*Task directions*: Retype every line of the records exactly.

*Material shown*:
BEGIN
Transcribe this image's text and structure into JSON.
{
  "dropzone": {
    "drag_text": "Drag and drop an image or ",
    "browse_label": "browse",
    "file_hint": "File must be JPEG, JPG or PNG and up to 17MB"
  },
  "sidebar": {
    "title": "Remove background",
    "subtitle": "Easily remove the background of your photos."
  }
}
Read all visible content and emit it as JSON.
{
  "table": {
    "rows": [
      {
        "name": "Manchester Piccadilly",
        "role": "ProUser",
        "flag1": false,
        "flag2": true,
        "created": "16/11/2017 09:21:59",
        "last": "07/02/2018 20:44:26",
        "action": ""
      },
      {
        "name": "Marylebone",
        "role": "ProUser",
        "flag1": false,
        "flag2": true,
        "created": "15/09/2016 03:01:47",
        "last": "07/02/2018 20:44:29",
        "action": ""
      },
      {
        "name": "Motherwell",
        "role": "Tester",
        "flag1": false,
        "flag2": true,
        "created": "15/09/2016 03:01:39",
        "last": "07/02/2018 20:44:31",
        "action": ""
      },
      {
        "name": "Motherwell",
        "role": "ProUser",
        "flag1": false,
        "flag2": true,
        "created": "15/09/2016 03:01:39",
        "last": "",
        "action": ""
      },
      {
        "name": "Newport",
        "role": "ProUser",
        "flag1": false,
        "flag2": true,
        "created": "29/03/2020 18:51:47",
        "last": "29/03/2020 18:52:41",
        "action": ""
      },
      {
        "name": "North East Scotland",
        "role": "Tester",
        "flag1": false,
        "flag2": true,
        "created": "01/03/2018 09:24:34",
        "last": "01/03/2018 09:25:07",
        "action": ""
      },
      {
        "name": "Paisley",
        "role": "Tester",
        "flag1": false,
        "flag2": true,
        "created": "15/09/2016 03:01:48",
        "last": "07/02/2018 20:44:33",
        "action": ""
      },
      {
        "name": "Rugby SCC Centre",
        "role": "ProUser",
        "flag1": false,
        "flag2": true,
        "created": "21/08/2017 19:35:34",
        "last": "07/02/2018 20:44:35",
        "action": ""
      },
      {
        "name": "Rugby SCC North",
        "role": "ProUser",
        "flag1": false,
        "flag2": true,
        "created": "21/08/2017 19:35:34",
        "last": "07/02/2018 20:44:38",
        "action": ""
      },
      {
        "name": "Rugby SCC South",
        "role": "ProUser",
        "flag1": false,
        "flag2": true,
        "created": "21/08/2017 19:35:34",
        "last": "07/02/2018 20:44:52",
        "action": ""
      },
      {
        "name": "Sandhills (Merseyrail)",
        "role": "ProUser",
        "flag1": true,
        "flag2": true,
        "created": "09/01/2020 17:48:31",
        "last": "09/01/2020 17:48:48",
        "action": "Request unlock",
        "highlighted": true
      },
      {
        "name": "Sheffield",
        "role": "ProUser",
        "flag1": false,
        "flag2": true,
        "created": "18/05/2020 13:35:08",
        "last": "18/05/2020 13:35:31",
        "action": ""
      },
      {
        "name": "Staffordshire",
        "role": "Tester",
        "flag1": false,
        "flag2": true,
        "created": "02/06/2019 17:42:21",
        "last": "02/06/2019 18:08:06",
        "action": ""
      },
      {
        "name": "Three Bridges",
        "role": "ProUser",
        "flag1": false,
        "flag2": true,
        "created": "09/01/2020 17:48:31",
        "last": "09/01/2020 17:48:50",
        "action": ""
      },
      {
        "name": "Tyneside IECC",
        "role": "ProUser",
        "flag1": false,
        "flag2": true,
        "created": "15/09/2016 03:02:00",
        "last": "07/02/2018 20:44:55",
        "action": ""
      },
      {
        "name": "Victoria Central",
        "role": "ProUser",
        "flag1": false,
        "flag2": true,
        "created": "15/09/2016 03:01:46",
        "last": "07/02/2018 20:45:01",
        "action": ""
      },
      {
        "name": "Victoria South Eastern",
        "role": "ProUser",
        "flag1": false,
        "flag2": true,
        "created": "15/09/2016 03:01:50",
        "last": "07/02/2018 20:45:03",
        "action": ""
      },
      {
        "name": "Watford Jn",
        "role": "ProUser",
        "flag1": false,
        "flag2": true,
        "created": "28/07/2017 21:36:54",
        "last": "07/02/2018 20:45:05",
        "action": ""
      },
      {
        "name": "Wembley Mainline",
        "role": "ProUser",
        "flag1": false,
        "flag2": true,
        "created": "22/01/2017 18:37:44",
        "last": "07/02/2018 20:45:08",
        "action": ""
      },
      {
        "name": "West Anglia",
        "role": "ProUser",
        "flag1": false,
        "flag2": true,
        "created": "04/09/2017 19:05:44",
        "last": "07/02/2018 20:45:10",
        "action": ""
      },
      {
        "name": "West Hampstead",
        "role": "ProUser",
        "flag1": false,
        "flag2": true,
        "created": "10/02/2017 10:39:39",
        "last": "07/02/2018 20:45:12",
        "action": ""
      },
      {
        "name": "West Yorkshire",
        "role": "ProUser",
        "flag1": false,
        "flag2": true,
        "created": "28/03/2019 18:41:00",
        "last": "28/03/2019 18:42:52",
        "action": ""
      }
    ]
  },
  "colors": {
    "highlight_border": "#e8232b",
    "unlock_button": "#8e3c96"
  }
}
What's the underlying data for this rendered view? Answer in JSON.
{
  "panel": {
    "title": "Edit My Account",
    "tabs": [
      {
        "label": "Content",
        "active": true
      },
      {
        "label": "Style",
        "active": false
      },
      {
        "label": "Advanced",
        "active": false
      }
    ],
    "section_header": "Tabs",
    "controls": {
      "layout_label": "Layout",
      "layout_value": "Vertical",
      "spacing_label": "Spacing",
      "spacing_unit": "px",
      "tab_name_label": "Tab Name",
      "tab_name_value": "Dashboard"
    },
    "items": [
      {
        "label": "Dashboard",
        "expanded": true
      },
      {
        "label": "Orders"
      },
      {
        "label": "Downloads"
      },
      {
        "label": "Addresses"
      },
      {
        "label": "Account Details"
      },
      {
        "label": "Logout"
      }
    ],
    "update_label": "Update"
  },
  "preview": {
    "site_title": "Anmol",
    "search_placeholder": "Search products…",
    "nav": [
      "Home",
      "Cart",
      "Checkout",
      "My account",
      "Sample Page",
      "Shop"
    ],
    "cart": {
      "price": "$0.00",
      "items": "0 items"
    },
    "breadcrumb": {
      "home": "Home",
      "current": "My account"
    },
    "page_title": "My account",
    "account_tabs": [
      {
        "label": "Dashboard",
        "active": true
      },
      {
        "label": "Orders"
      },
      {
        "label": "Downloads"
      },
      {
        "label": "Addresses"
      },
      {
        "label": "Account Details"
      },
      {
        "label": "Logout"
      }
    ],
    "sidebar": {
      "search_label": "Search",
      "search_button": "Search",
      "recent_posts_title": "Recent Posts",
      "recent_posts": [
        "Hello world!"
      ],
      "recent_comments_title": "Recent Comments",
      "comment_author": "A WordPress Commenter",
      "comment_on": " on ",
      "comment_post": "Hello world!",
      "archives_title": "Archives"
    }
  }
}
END
*Answer below*:
Transcribe this image's text and structure into JSON.
{
  "dropzone": {
    "drag_text": "Drag and drop an image or ",
    "browse_label": "browse",
    "file_hint": "File must be JPEG, JPG or PNG and up to 17MB"
  },
  "sidebar": {
    "title": "Remove background",
    "subtitle": "Easily remove the background of your photos."
  }
}
Read all visible content and emit it as JSON.
{
  "table": {
    "rows": [
      {
        "name": "Manchester Piccadilly",
        "role": "ProUser",
        "flag1": false,
        "flag2": true,
        "created": "16/11/2017 09:21:59",
        "last": "07/02/2018 20:44:26",
        "action": ""
      },
      {
        "name": "Marylebone",
        "role": "ProUser",
        "flag1": false,
        "flag2": true,
        "created": "15/09/2016 03:01:47",
        "last": "07/02/2018 20:44:29",
        "action": ""
      },
      {
        "name": "Motherwell",
        "role": "Tester",
        "flag1": false,
        "flag2": true,
        "created": "15/09/2016 03:01:39",
        "last": "07/02/2018 20:44:31",
        "action": ""
      },
      {
        "name": "Motherwell",
        "role": "ProUser",
        "flag1": false,
        "flag2": true,
        "created": "15/09/2016 03:01:39",
        "last": "",
        "action": ""
      },
      {
        "name": "Newport",
        "role": "ProUser",
        "flag1": false,
        "flag2": true,
        "created": "29/03/2020 18:51:47",
        "last": "29/03/2020 18:52:41",
        "action": ""
      },
      {
        "name": "North East Scotland",
        "role": "Tester",
        "flag1": false,
        "flag2": true,
        "created": "01/03/2018 09:24:34",
        "last": "01/03/2018 09:25:07",
        "action": ""
      },
      {
        "name": "Paisley",
        "role": "Tester",
        "flag1": false,
        "flag2": true,
        "created": "15/09/2016 03:01:48",
        "last": "07/02/2018 20:44:33",
        "action": ""
      },
      {
        "name": "Rugby SCC Centre",
        "role": "ProUser",
        "flag1": false,
        "flag2": true,
        "created": "21/08/2017 19:35:34",
        "last": "07/02/2018 20:44:35",
        "action": ""
      },
      {
        "name": "Rugby SCC North",
        "role": "ProUser",
        "flag1": false,
        "flag2": true,
        "created": "21/08/2017 19:35:34",
        "last": "07/02/2018 20:44:38",
        "action": ""
      },
      {
        "name": "Rugby SCC South",
        "role": "ProUser",
        "flag1": false,
        "flag2": true,
        "created": "21/08/2017 19:35:34",
        "last": "07/02/2018 20:44:52",
        "action": ""
      },
      {
        "name": "Sandhills (Merseyrail)",
        "role": "ProUser",
        "flag1": true,
        "flag2": true,
        "created": "09/01/2020 17:48:31",
        "last": "09/01/2020 17:48:48",
        "action": "Request unlock",
        "highlighted": true
      },
      {
        "name": "Sheffield",
        "role": "ProUser",
        "flag1": false,
        "flag2": true,
        "created": "18/05/2020 13:35:08",
        "last": "18/05/2020 13:35:31",
        "action": ""
      },
      {
        "name": "Staffordshire",
        "role": "Tester",
        "flag1": false,
        "flag2": true,
        "created": "02/06/2019 17:42:21",
        "last": "02/06/2019 18:08:06",
        "action": ""
      },
      {
        "name": "Three Bridges",
        "role": "ProUser",
        "flag1": false,
        "flag2": true,
        "created": "09/01/2020 17:48:31",
        "last": "09/01/2020 17:48:50",
        "action": ""
      },
      {
        "name": "Tyneside IECC",
        "role": "ProUser",
        "flag1": false,
        "flag2": true,
        "created": "15/09/2016 03:02:00",
        "last": "07/02/2018 20:44:55",
        "action": ""
      },
      {
        "name": "Victoria Central",
        "role": "ProUser",
        "flag1": false,
        "flag2": true,
        "created": "15/09/2016 03:01:46",
        "last": "07/02/2018 20:45:01",
        "action": ""
      },
      {
        "name": "Victoria South Eastern",
        "role": "ProUser",
        "flag1": false,
        "flag2": true,
        "created": "15/09/2016 03:01:50",
        "last": "07/02/2018 20:45:03",
        "action": ""
      },
      {
        "name": "Watford Jn",
        "role": "ProUser",
        "flag1": false,
        "flag2": true,
        "created": "28/07/2017 21:36:54",
        "last": "07/02/2018 20:45:05",
        "action": ""
      },
      {
        "name": "Wembley Mainline",
        "role": "ProUser",
        "flag1": false,
        "flag2": true,
        "created": "22/01/2017 18:37:44",
        "last": "07/02/2018 20:45:08",
        "action": ""
      },
      {
        "name": "West Anglia",
        "role": "ProUser",
        "flag1": false,
        "flag2": true,
        "created": "04/09/2017 19:05:44",
        "last": "07/02/2018 20:45:10",
        "action": ""
      },
      {
        "name": "West Hampstead",
        "role": "ProUser",
        "flag1": false,
        "flag2": true,
        "created": "10/02/2017 10:39:39",
        "last": "07/02/2018 20:45:12",
        "action": ""
      },
      {
        "name": "West Yorkshire",
        "role": "ProUser",
        "flag1": false,
        "flag2": true,
        "created": "28/03/2019 18:41:00",
        "last": "28/03/2019 18:42:52",
        "action": ""
      }
    ]
  },
  "colors": {
    "highlight_border": "#e8232b",
    "unlock_button": "#8e3c96"
  }
}
What's the underlying data for this rendered view? Answer in JSON.
{
  "panel": {
    "title": "Edit My Account",
    "tabs": [
      {
        "label": "Content",
        "active": true
      },
      {
        "label": "Style",
        "active": false
      },
      {
        "label": "Advanced",
        "active": false
      }
    ],
    "section_header": "Tabs",
    "controls": {
      "layout_label": "Layout",
      "layout_value": "Vertical",
      "spacing_label": "Spacing",
      "spacing_unit": "px",
      "tab_name_label": "Tab Name",
      "tab_name_value": "Dashboard"
    },
    "items": [
      {
        "label": "Dashboard",
        "expanded": true
      },
      {
        "label": "Orders"
      },
      {
        "label": "Downloads"
      },
      {
        "label": "Addresses"
      },
      {
        "label": "Account Details"
      },
      {
        "label": "Logout"
      }
    ],
    "update_label": "Update"
  },
  "preview": {
    "site_title": "Anmol",
    "search_placeholder": "Search products…",
    "nav": [
      "Home",
      "Cart",
      "Checkout",
      "My account",
      "Sample Page",
      "Shop"
    ],
    "cart": {
      "price": "$0.00",
      "items": "0 items"
    },
    "breadcrumb": {
      "home": "Home",
      "current": "My account"
    },
    "page_title": "My account",
    "account_tabs": [
      {
        "label": "Dashboard",
        "active": true
      },
      {
        "label": "Orders"
      },
      {
        "label": "Downloads"
      },
      {
        "label": "Addresses"
      },
      {
        "label": "Account Details"
      },
      {
        "label": "Logout"
      }
    ],
    "sidebar": {
      "search_label": "Search",
      "search_button": "Search",
      "recent_posts_title": "Recent Posts",
      "recent_posts": [
        "Hello world!"
      ],
      "recent_comments_title": "Recent Comments",
      "comment_author": "A WordPress Commenter",
      "comment_on": " on ",
      "comment_post": "Hello world!",
      "archives_title": "Archives"
    }
  }
}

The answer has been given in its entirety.